Atlanta is a city I personally have never visited, I have friends who have lived there and I have spent hours at the airport. What do I know about it..hmm, it’s really big, lots of traffic, millions of people, Coca-Cola, Peach trees, Olympic Games, I have been told many beautiful women by male friends – and many many great restaurants. Let’s see what Leena Ringvall says about her life in Atlanta. She is originally from Finland – just like I am.
Who are you and what group do you represent in Atlanta? What is your role with the group – and what do you do otherwise?
My name is Leena Ringvall. I was born and raised in Helsinki, Finland. I came to the U.S. to work as a teacher and have taught 2nd – 4th grades in VA, GA, and NC. I currently hold a full-time job as a 4th grade teacher at a local public school in Metro Atlanta. As a volunteer work I’m also the president of Atlanta Finland Society and the principal of Atlanta Finnish School of Language 2012-13. I’m in charge of administrative tasks and creating curriculum for the Finnish school.
What does your group want to accomplish and what would make you really happy as an accomplishment with your group?
The mission for the Society is to increase the knowledge of Finnish culture and customs in Atlanta as well as maintain them and celebrate our traditions with our members. Even though we still have over 100 members after many families have moved back to Finland, I feel that some people are acclimating to the U.S. culture by blending in and putting forth very little effort to maintain the language. I would be very happy if we could set up a cultural event that would satisfy all needs of different aged people with a high participation rate.
How do you think it is working out, what are your biggest obstacles and the best surprises that have come along?
As mentioned above due to recession companies don’t send families for overseas assignments as regularly as they used to. Therefore our member list is getting shorter and shorter. There are people that have lived here for over 20 years and then young families who have just arrived. It’s hard to find something meaningful for everyone to do. Some people are set in their ways and don’t like change. It’s also hard to find volunteers to help organize events. The best surprise, however, has been the connectivity amongst the active members and the overwhelming support from unexpected distances.
How many Finnish people are there in Atlanta as far as you know??
I want to say about 120.
What kind of activities do you do and how do you fund the group’s activities?
Atlanta Finland Society holds an annual Christmas Celebration in December. This year we also had a Finnish Labor Day party. The Finnish School is under the Society and has a few events within students and their families. We work closely with SAFG (Scandinavian American Foundation of Georgia) and have events for both members. Everything is funded with membership fees.
What is the most captivating thing about Atlanta for you?
The Southern Hospitality. I can’t get enough of that. I also love the view of skyscrapers when driving in the city.
What would you tell a visitor not to miss in Atlanta?
The Georgia Aquarium.

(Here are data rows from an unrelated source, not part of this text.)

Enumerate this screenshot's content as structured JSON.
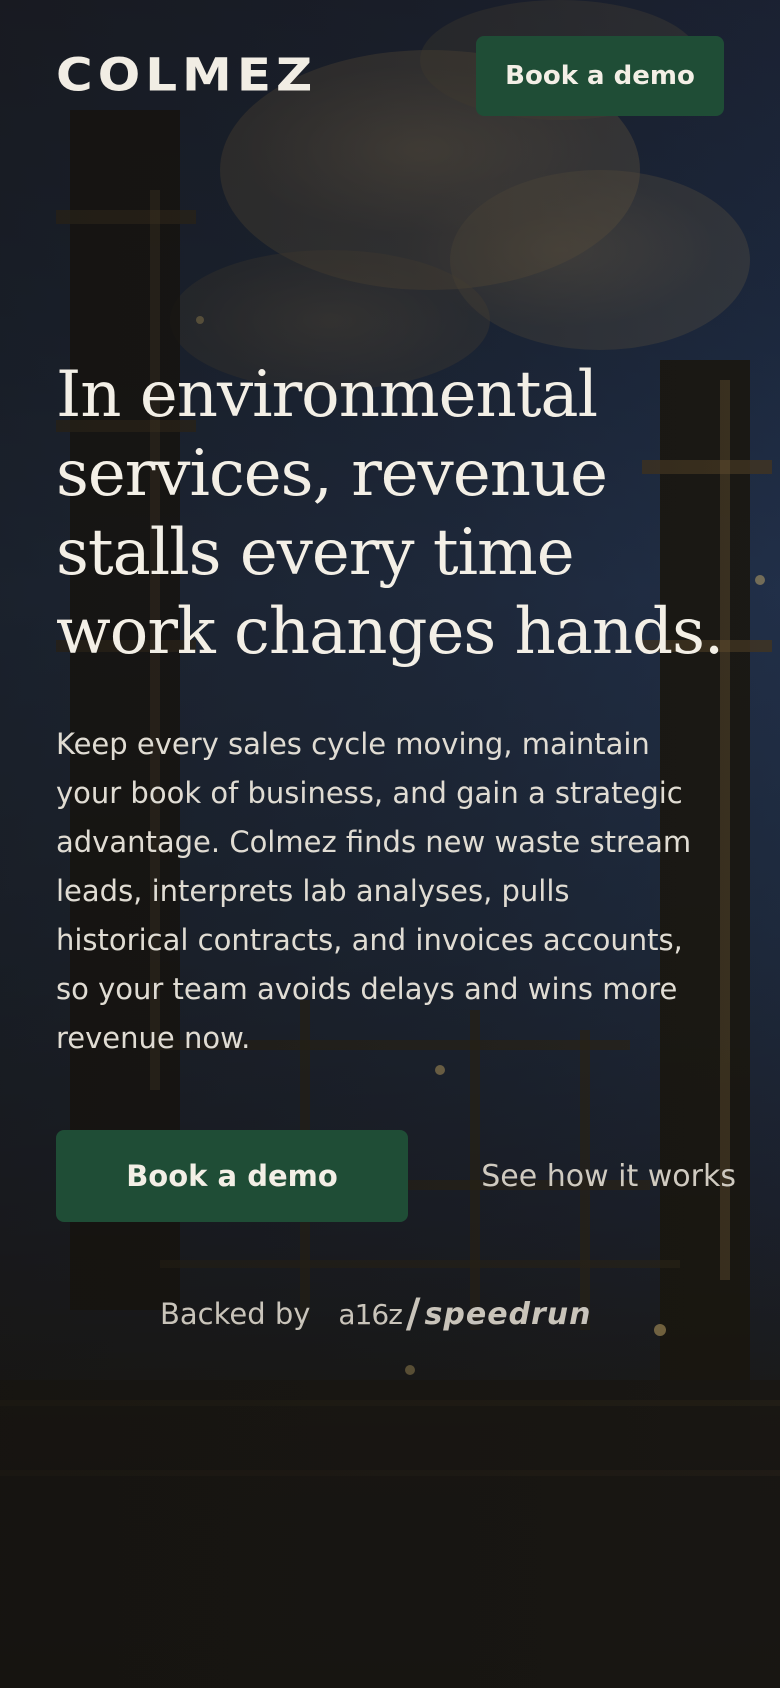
{
  "header": {
    "logo_text": "COLMEZ",
    "demo_button_label": "Book a demo"
  },
  "hero": {
    "headline_lines": [
      "In environmental",
      "services, revenue",
      "stalls every time",
      "work changes hands."
    ],
    "subtext_lines": [
      "Keep every sales cycle moving, maintain",
      "your book of business, and gain a strategic",
      "advantage. Colmez finds new waste stream",
      "leads, interprets lab analyses, pulls",
      "historical contracts, and invoices accounts,",
      "so your team avoids delays and wins more",
      "revenue now."
    ],
    "primary_cta_label": "Book a demo",
    "secondary_cta_label": "See how it works"
  },
  "backers": {
    "label": "Backed by",
    "logo_parts": {
      "a16z": "a16z",
      "slash": "/",
      "speedrun": "speedrun"
    }
  },
  "colors": {
    "brand_green": "#1f4d36",
    "text_light": "#f3efe6",
    "text_muted": "#c9c4ba"
  }
}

It is the largest in the world and takes about two hours to wonder through.
Where do you go in Atlanta to chill out?
As a teacher I’m surrounded by noise. When I want peace and quiet I will go hiking up in the mountains or one of the beautiful parks in North Atlanta. When I want to laugh stand-up comedy is the answer (preferably at Dad’s Garage).
What is the most memorable thing that has happened to you in Atlanta?

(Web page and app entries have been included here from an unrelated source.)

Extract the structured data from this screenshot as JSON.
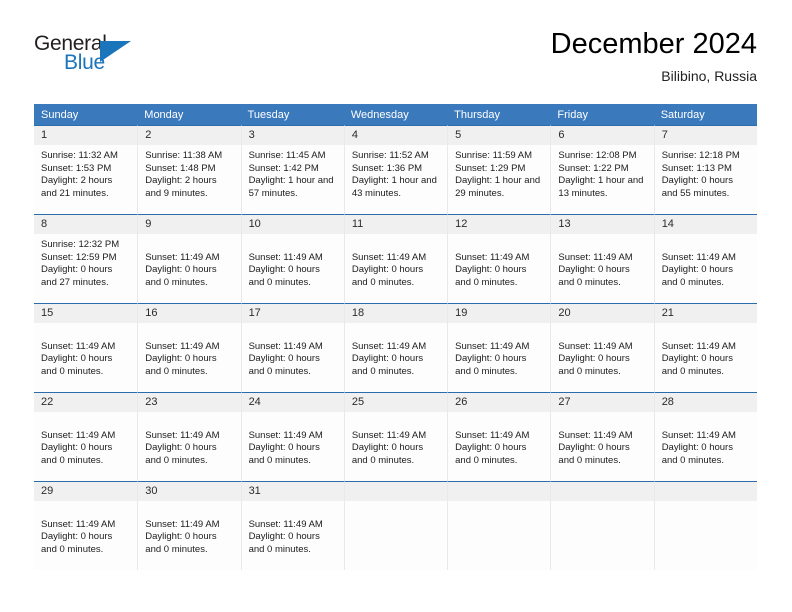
{
  "logo": {
    "text_primary": "General",
    "text_secondary": "Blue",
    "triangle_color": "#1b75bb"
  },
  "header": {
    "title": "December 2024",
    "subtitle": "Bilibino, Russia"
  },
  "theme": {
    "header_blue": "#3b79bd",
    "cell_border_blue": "#2b6cad",
    "daynum_strip_gray": "#f0f0f0",
    "cell_background": "#fdfdfd"
  },
  "calendar": {
    "weekday_headers": [
      "Sunday",
      "Monday",
      "Tuesday",
      "Wednesday",
      "Thursday",
      "Friday",
      "Saturday"
    ],
    "weeks": [
      [
        {
          "day": "1",
          "lines": [
            "Sunrise: 11:32 AM",
            "Sunset: 1:53 PM",
            "Daylight: 2 hours",
            "and 21 minutes."
          ]
        },
        {
          "day": "2",
          "lines": [
            "Sunrise: 11:38 AM",
            "Sunset: 1:48 PM",
            "Daylight: 2 hours",
            "and 9 minutes."
          ]
        },
        {
          "day": "3",
          "lines": [
            "Sunrise: 11:45 AM",
            "Sunset: 1:42 PM",
            "Daylight: 1 hour and",
            "57 minutes."
          ]
        },
        {
          "day": "4",
          "lines": [
            "Sunrise: 11:52 AM",
            "Sunset: 1:36 PM",
            "Daylight: 1 hour and",
            "43 minutes."
          ]
        },
        {
          "day": "5",
          "lines": [
            "Sunrise: 11:59 AM",
            "Sunset: 1:29 PM",
            "Daylight: 1 hour and",
            "29 minutes."
          ]
        },
        {
          "day": "6",
          "lines": [
            "Sunrise: 12:08 PM",
            "Sunset: 1:22 PM",
            "Daylight: 1 hour and",
            "13 minutes."
          ]
        },
        {
          "day": "7",
          "lines": [
            "Sunrise: 12:18 PM",
            "Sunset: 1:13 PM",
            "Daylight: 0 hours",
            "and 55 minutes."
          ]
        }
      ],
      [
        {
          "day": "8",
          "lines": [
            "Sunrise: 12:32 PM",
            "Sunset: 12:59 PM",
            "Daylight: 0 hours",
            "and 27 minutes."
          ]
        },
        {
          "day": "9",
          "lines": [
            "",
            "Sunset: 11:49 AM",
            "Daylight: 0 hours",
            "and 0 minutes."
          ]
        },
        {
          "day": "10",
          "lines": [
            "",
            "Sunset: 11:49 AM",
            "Daylight: 0 hours",
            "and 0 minutes."
          ]
        },
        {
          "day": "11",
          "lines": [
            "",
            "Sunset: 11:49 AM",
            "Daylight: 0 hours",
            "and 0 minutes."
          ]
        },
        {
          "day": "12",
          "lines": [
            "",
            "Sunset: 11:49 AM",
            "Daylight: 0 hours",
            "and 0 minutes."
          ]
        },
        {
          "day": "13",
          "lines": [
            "",
            "Sunset: 11:49 AM",
            "Daylight: 0 hours",
            "and 0 minutes."
          ]
        },
        {
          "day": "14",
          "lines": [
            "",
            "Sunset: 11:49 AM",
            "Daylight: 0 hours",
            "and 0 minutes."
          ]
        }
      ],
      [
        {
          "day": "15",
          "lines": [
            "",
            "Sunset: 11:49 AM",
            "Daylight: 0 hours",
            "and 0 minutes."
          ]
        },
        {
          "day": "16",
          "lines": [
            "",
            "Sunset: 11:49 AM",
            "Daylight: 0 hours",
            "and 0 minutes."
          ]
        },
        {
          "day": "17",
          "lines": [
            "",
            "Sunset: 11:49 AM",
            "Daylight: 0 hours",
            "and 0 minutes."
          ]
        },
        {
          "day": "18",
          "lines": [
            "",
            "Sunset: 11:49 AM",
            "Daylight: 0 hours",
            "and 0 minutes."
          ]
        },
        {
          "day": "19",
          "lines": [
            "",
            "Sunset: 11:49 AM",
            "Daylight: 0 hours",
            "and 0 minutes."
          ]
        },
        {
          "day": "20",
          "lines": [
            "",
            "Sunset: 11:49 AM",
            "Daylight: 0 hours",
            "and 0 minutes."
          ]
        },
        {
          "day": "21",
          "lines": [
            "",
            "Sunset: 11:49 AM",
            "Daylight: 0 hours",
            "and 0 minutes."
          ]
        }
      ],
      [
        {
          "day": "22",
          "lines": [
            "",
            "Sunset: 11:49 AM",
            "Daylight: 0 hours",
            "and 0 minutes."
          ]
        },
        {
          "day": "23",
          "lines": [
            "",
            "Sunset: 11:49 AM",
            "Daylight: 0 hours",
            "and 0 minutes."
          ]
        },
        {
          "day": "24",
          "lines": [
            "",
            "Sunset: 11:49 AM",
            "Daylight: 0 hours",
            "and 0 minutes."
          ]
        },
        {
          "day": "25",
          "lines": [
            "",
            "Sunset: 11:49 AM",
            "Daylight: 0 hours",
            "and 0 minutes."
          ]
        },
        {
          "day": "26",
          "lines": [
            "",
            "Sunset: 11:49 AM",
            "Daylight: 0 hours",
            "and 0 minutes."
          ]
        },
        {
          "day": "27",
          "lines": [
            "",
            "Sunset: 11:49 AM",
            "Daylight: 0 hours",
            "and 0 minutes."
          ]
        },
        {
          "day": "28",
          "lines": [
            "",
            "Sunset: 11:49 AM",
            "Daylight: 0 hours",
            "and 0 minutes."
          ]
        }
      ],
      [
        {
          "day": "29",
          "lines": [
            "",
            "Sunset: 11:49 AM",
            "Daylight: 0 hours",
            "and 0 minutes."
          ]
        },
        {
          "day": "30",
          "lines": [
            "",
            "Sunset: 11:49 AM",
            "Daylight: 0 hours",
            "and 0 minutes."
          ]
        },
        {
          "day": "31",
          "lines": [
            "",
            "Sunset: 11:49 AM",
            "Daylight: 0 hours",
            "and 0 minutes."
          ]
        },
        {
          "day": "",
          "lines": []
        },
        {
          "day": "",
          "lines": []
        },
        {
          "day": "",
          "lines": []
        },
        {
          "day": "",
          "lines": []
        }
      ]
    ]
  }
}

Is there something that annoys you about Atlanta?
What is your favorite restaurant/s? And is there any place we could get Finnish food there – what is it to you…
There are so many of them… For someone visiting Atlanta for the first time I’d recommend Vortex for their burgers. There are no restaurants were you could go for Finnish food but you can buy for example Fazer chocolate, salmiakki, or Aura mustard at Buford Farmer’s Market.
What do you miss most from your own country Finland?
As the only daughter I really miss my family (and friends), as a teacher I miss the Finnish education system, and in general – people being on time (Finnish people are usually very punctual), summers with endless daylight, and the beauty of nature.
When is the best time to visit Atlanta?
Early spring when it isn’t too hot or muggy between March and April.
Atlanta Finland Society Website: www.atlantafinlandsociety.org
Kaisa’s note: I wanted to explain – for the benefit of those readers who may not not understand why Leena says “as a teacher she misses the Finnish education system”. For the last few decades there has been a few countries that have excelled with their public education in all global tests from grades 8 to 12 – Finland, Japan and South Korea probably leading the pack